Even Wolfe Herd’s success is disparaged by some, her achievements belittled because of her partnership with Badoo, the social network behemoth owned by Russian businessman Andrey Andreev, who invested heavily in Bumble in its start-up phase. “Badoo also made investments in a lot of other businesses that you’ve never heard of and which don’t exist any more,” counters Wolfe Herd. “We were given very modest resources and it was not $US100 million as some people reported. The notion that I just had everything handed to me, that’s not the truth.”
I’ve hit a nerve and understandably so. That it’s easier for some to believe that Wolfe Herd – who has been dubbed, somewhat patronisingly, “the Elle Woods of the tech world”, a reference to the 2001 Reese Witherspoon film Legally Blonde – is simply the front-of-house furnishings and not the true founder of a billion-dollar business is evidence of exactly the misogyny she built her app to fight.

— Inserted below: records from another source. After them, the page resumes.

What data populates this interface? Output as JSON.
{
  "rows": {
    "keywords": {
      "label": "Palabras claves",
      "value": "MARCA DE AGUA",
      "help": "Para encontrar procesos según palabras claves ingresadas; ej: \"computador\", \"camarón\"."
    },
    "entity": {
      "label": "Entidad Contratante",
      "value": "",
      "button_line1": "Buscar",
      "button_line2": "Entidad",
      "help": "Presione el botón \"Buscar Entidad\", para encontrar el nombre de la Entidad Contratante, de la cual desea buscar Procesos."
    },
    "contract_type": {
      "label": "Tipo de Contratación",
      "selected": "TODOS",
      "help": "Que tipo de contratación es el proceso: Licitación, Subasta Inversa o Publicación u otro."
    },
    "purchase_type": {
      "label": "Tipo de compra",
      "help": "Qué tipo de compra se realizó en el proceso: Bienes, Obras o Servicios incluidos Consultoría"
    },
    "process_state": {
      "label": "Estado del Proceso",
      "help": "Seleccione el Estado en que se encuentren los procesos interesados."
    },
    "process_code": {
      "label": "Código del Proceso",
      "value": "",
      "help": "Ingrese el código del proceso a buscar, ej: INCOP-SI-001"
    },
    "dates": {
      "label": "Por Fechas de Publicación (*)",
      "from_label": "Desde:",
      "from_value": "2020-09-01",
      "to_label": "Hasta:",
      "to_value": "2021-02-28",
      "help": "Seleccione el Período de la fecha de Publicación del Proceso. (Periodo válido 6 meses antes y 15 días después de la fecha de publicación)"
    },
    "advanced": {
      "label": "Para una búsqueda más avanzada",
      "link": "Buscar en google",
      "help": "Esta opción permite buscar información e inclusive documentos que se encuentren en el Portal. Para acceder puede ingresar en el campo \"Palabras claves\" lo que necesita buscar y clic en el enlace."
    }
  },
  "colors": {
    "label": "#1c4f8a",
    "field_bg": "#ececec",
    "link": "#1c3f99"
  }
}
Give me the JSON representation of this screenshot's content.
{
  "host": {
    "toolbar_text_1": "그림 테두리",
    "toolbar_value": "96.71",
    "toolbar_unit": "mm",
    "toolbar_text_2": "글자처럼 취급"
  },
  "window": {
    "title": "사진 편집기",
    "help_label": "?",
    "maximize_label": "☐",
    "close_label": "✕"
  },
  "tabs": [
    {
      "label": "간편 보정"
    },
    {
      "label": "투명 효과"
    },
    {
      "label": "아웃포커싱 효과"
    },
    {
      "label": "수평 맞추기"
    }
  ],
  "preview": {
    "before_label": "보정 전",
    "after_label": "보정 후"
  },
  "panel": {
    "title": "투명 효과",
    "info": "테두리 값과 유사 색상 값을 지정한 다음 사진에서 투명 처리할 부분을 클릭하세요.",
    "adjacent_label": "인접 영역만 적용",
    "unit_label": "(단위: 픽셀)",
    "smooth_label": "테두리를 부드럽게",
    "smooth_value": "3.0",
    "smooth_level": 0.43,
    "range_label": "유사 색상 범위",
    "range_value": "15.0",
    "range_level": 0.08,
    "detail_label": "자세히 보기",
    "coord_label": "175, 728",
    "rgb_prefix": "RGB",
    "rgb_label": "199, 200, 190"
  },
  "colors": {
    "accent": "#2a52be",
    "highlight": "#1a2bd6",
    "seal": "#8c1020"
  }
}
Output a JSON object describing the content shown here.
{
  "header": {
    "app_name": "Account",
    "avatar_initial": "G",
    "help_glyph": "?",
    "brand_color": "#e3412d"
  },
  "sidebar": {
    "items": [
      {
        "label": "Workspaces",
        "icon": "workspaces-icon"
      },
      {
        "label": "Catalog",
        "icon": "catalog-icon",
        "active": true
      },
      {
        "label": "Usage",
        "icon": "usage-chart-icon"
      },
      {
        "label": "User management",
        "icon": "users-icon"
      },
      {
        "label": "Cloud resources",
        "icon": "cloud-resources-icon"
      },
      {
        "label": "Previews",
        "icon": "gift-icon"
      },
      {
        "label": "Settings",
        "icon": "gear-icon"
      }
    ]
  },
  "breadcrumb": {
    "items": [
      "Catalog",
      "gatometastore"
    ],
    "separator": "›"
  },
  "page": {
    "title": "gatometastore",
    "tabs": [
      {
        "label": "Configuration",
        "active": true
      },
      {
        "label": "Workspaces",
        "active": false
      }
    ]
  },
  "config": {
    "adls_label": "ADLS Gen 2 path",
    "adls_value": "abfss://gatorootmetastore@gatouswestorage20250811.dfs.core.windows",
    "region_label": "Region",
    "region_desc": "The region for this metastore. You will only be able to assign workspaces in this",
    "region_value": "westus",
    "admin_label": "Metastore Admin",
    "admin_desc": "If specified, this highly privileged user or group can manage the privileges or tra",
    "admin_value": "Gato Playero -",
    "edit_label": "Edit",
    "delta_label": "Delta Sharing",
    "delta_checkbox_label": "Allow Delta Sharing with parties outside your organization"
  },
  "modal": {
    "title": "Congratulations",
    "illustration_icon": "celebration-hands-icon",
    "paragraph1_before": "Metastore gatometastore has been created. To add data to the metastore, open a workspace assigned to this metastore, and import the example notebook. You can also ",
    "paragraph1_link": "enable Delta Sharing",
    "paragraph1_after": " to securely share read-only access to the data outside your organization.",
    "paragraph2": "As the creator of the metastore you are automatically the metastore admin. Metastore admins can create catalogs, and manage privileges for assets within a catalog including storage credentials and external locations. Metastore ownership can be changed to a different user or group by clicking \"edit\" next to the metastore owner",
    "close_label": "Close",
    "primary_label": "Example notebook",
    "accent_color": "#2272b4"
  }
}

For anyone who hasn’t been on the front lines of dating for a decade, Bumble works in a similar way to Tinder or Hinge – based on location and proximity, users swipe right for yes, left for no – but, crucially, women call the shots. Men cannot initiate a conversation (even if they swipe “yes”) and the female party has 24 hours to strike up a chat before the “match” expires. (In same-sex matches, both parties can initiate.) Although basic membership is free, users can upgrade to a premium plan for $44.99 a month or pay $79.99 for 30 “spotlights”, which sends their profile to the front of the queue that others will see when they swipe.
“Do I think we’re solving the world’s problems? No. Do I think we have the potential to shift behaviour in a more positive direction? Yes.”
“It’s not a biological imperative that says men have to ask us out; it’s social conditioning. And the internet has been engineered to reflect gender norms in relationships. But we can change it,” says Wolfe Herd. “I cannot count how many times I have heard women say, ‘I would have never made the first move, but now I approach in real life, too. I’ll make the first move.’ ” She beams. “And they tell me, ‘It’s because Bumble has normalised that for me.’ Bumble has normalised making that first move, whether in person – seeing someone that you think is attractive or interesting – or elsewhere, like sending someone your CV.
“Do I think we’re solving the world’s problems? No. Do I think that, by making small tweaks through product and technology, we have the potential to shift behaviour in a more positive direction? Yes. And do I think that there are long-term positive implications from that? I do believe that is true, yes.”
Click Here to Read the rest of the article.